In the context of a humanities classroom, students can engage with ideas and culture in a hands-on way as they figure out how to arrange and interpret digital objects. Curating digital material into meaningful collections has become a critical skill, not just for libraries figuring out how to organize and preserve digital content, but also for each of us trying to deal with information overload and filter failure in our own lives.
I propose a session in which we discuss how digital curation, broadly conceived, can be used in teaching. Our goal will be to assemble a collection of assignment case studies and tool reviews that can be shared with the larger group.
Participants will be invited to share:
- Assignment Case Studies: What are good examples of assignments that involve organizing digital content, and what challenges can they sometimes present? For example, a case study could feature an assignment based around student-contributed content that requires an instructor to figure out ways to manage it so that it serves a pedagogical goal and doesn’t just end up becoming an overwhelming mass of disjointed material.
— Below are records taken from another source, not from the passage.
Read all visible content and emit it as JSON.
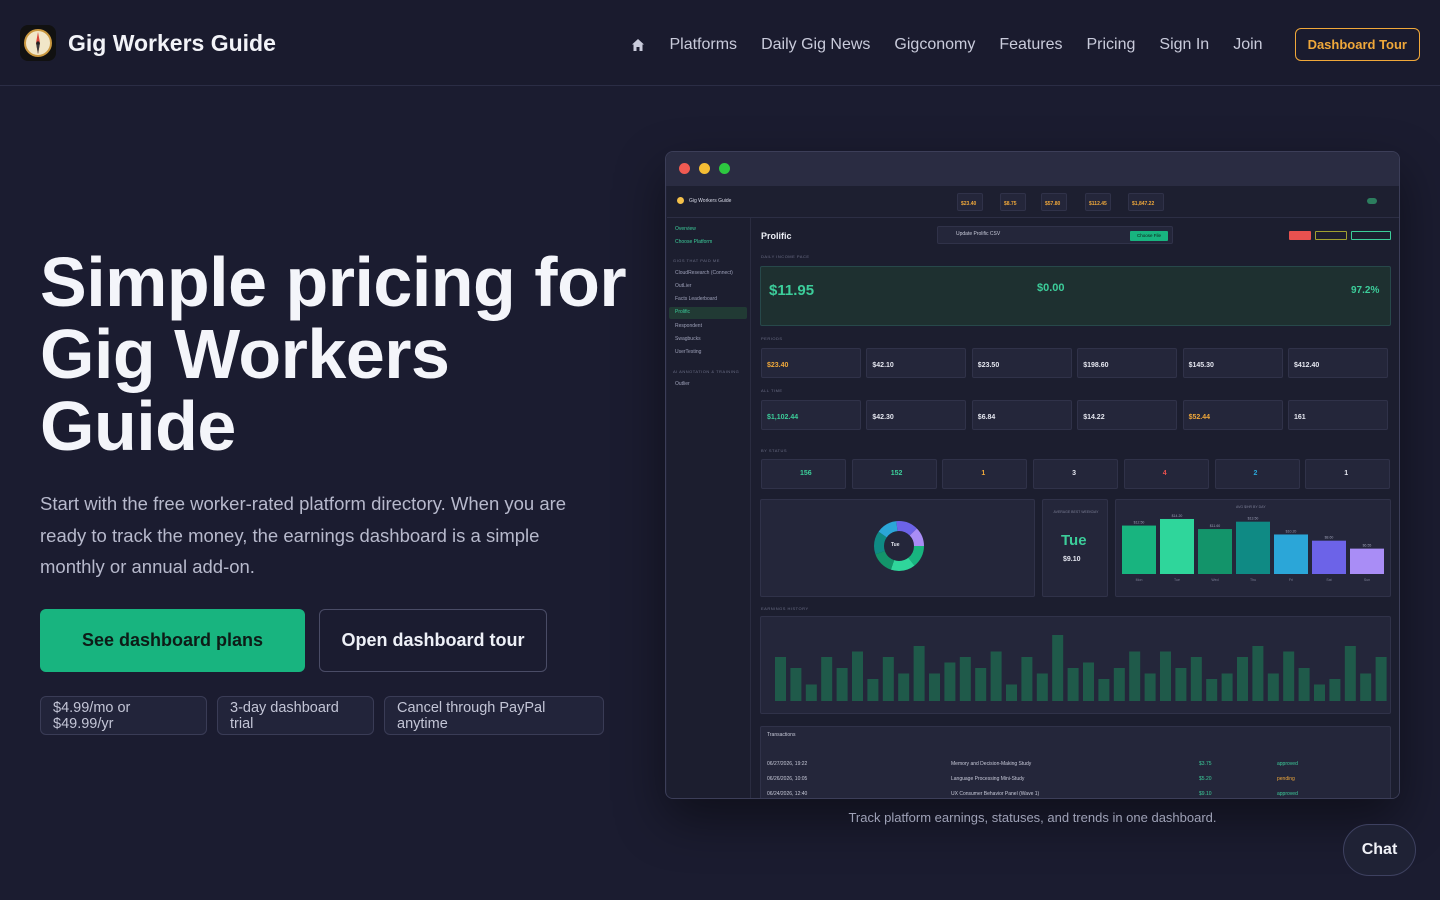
{
  "nav": {
    "brand": "Gig Workers Guide",
    "links": [
      "Platforms",
      "Daily Gig News",
      "Gigconomy",
      "Features",
      "Pricing",
      "Sign In",
      "Join"
    ],
    "cta": "Dashboard Tour",
    "home_icon": "home-icon",
    "logo_icon": "compass-icon"
  },
  "hero": {
    "title": "Simple pricing for Gig Workers Guide",
    "subtitle": "Start with the free worker-rated platform directory. When you are ready to track the money, the earnings dashboard is a simple monthly or annual add-on.",
    "primary_button": "See dashboard plans",
    "secondary_button": "Open dashboard tour",
    "pills": [
      "$4.99/mo or $49.99/yr",
      "3-day dashboard trial",
      "Cancel through PayPal anytime"
    ]
  },
  "screenshot": {
    "caption": "Track platform earnings, statuses, and trends in one dashboard.",
    "app_name": "Gig Workers Guide",
    "platform": "Prolific",
    "upload_label": "Update Prolific CSV",
    "choose_file": "Choose File",
    "top_stats": [
      "$23.40",
      "$8.75",
      "$57.80",
      "$112.45",
      "$1,847.22"
    ],
    "side_items": [
      "Overview",
      "Choose Platform",
      "CloudResearch (Connect)",
      "OutLier",
      "Facts Leaderboard",
      "Prolific",
      "Respondent",
      "Swagbucks",
      "UserTesting",
      "Outlier"
    ],
    "today_earned": "$11.95",
    "today_pending": "$0.00",
    "approval_rate": "97.2%",
    "period_values": [
      "$23.40",
      "$42.10",
      "$23.50",
      "$198.60",
      "$145.30",
      "$412.40"
    ],
    "alltime_values": [
      "$1,102.44",
      "$42.30",
      "$6.84",
      "$14.22",
      "$52.44",
      "161"
    ],
    "status_values": [
      "156",
      "152",
      "1",
      "3",
      "4",
      "2",
      "1"
    ],
    "donut_center": "Tue",
    "best_weekday_label": "AVERAGE BEST WEEKDAY",
    "best_weekday": "Tue",
    "best_weekday_value": "$9.10",
    "avg_by_day_title": "AVG $/HR BY DAY",
    "avg_by_day": [
      12.5,
      14.2,
      11.6,
      13.5,
      10.2,
      8.6,
      6.55
    ],
    "avg_by_day_labels": [
      "$12.50",
      "$14.20",
      "$11.60",
      "$13.50",
      "$10.20",
      "$8.60",
      "$6.55"
    ],
    "avg_by_day_days": [
      "Mon",
      "Tue",
      "Wed",
      "Thu",
      "Fri",
      "Sat",
      "Sun"
    ],
    "history": [
      8,
      6,
      3,
      8,
      6,
      9,
      4,
      8,
      5,
      10,
      5,
      7,
      8,
      6,
      9,
      3,
      8,
      5,
      12,
      6,
      7,
      4,
      6,
      9,
      5,
      9,
      6,
      8,
      4,
      5,
      8,
      10,
      5,
      9,
      6,
      3,
      4,
      10,
      5,
      8
    ],
    "transactions": [
      {
        "date": "06/27/2026, 19:22",
        "study": "Memory and Decision-Making Study",
        "amount": "$3.75",
        "status": "approved"
      },
      {
        "date": "06/26/2026, 10:05",
        "study": "Language Processing Mini-Study",
        "amount": "$5.20",
        "status": "pending"
      },
      {
        "date": "06/24/2026, 12:40",
        "study": "UX Consumer Behavior Panel (Wave 1)",
        "amount": "$9.10",
        "status": "approved"
      }
    ],
    "colors": {
      "green": "#18b47f",
      "amber": "#f0a83a",
      "red": "#e8514f",
      "blue": "#2ba6d8",
      "purple": "#8a7cf0"
    }
  },
  "chat": {
    "label": "Chat"
  }
}
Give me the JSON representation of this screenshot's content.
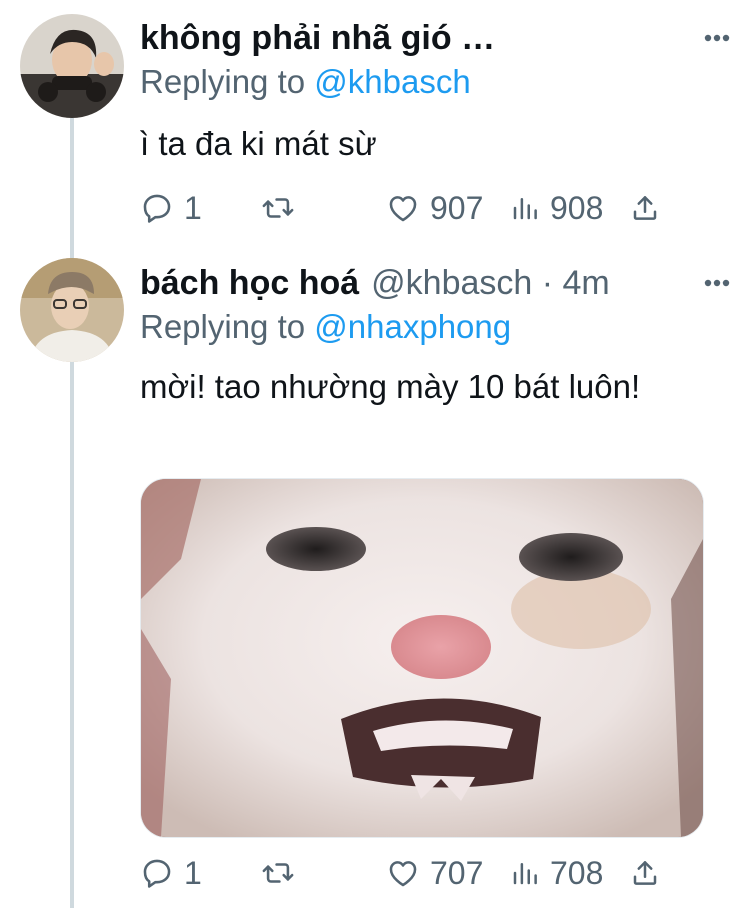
{
  "tweets": [
    {
      "display_name": "không phải nhã gió …",
      "handle_meta": "",
      "replying_label": "Replying to",
      "replying_to": "@khbasch",
      "text": "ì ta đa ki mát sừ",
      "stats": {
        "replies": "1",
        "retweets": "",
        "likes": "907",
        "views": "908"
      }
    },
    {
      "display_name": "bách học hoá",
      "handle_meta": "@khbasch · 4m",
      "replying_label": "Replying to",
      "replying_to": "@nhaxphong",
      "text": "mời! tao nhường mày 10 bát luôn!",
      "media": {
        "description_icon": "cat-photo"
      },
      "stats": {
        "replies": "1",
        "retweets": "",
        "likes": "707",
        "views": "708"
      }
    }
  ],
  "colors": {
    "text": "#0f1419",
    "secondary": "#536471",
    "link": "#1d9bf0",
    "thread_line": "#cfd9de"
  },
  "icons": {
    "more": "more-dots-icon",
    "reply": "reply-bubble-icon",
    "retweet": "retweet-icon",
    "like": "heart-icon",
    "views": "views-bars-icon",
    "share": "share-upload-icon"
  }
}
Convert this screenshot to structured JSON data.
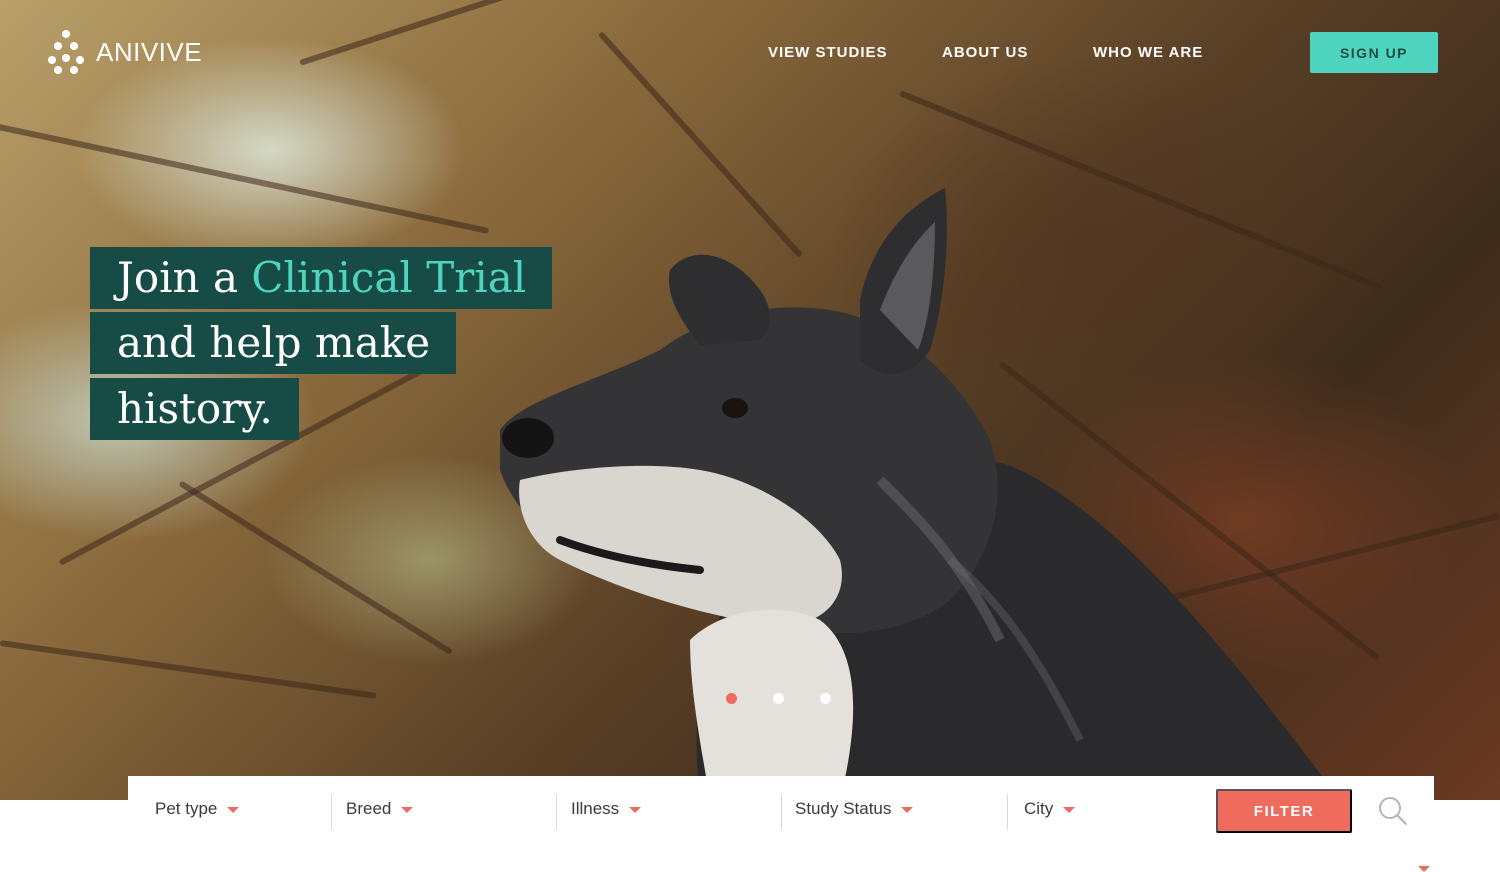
{
  "brand": {
    "name": "ANIVIVE"
  },
  "nav": {
    "items": [
      {
        "label": "VIEW STUDIES"
      },
      {
        "label": "ABOUT US"
      },
      {
        "label": "WHO WE ARE"
      }
    ],
    "signup_label": "SIGN UP"
  },
  "hero": {
    "headline_line1_plain": "Join a ",
    "headline_line1_accent": "Clinical Trial",
    "headline_line2": "and help make",
    "headline_line3": "history.",
    "carousel": {
      "slides": 3,
      "active": 1
    }
  },
  "filters": {
    "items": [
      {
        "label": "Pet type"
      },
      {
        "label": "Breed"
      },
      {
        "label": "Illness"
      },
      {
        "label": "Study Status"
      },
      {
        "label": "City"
      }
    ],
    "filter_button": "FILTER"
  },
  "colors": {
    "accent_teal": "#4fd4bf",
    "headline_bg": "#174b46",
    "coral": "#ef6b5c"
  }
}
- Tools: What tools are good for creating digital collections in a classroom setting? This could included tools for curating social media and other web-based content (Storify, Scoop.it, Diigo, etc.) or other tools that draw on library resources (Artstor, for example) or digitized primary sources. For example, at Boston College we are using MediaKron, a tool we developed to help faculty collect and organize multimedia content for teaching that has created new opportunities for students to gather material as part of the learning process.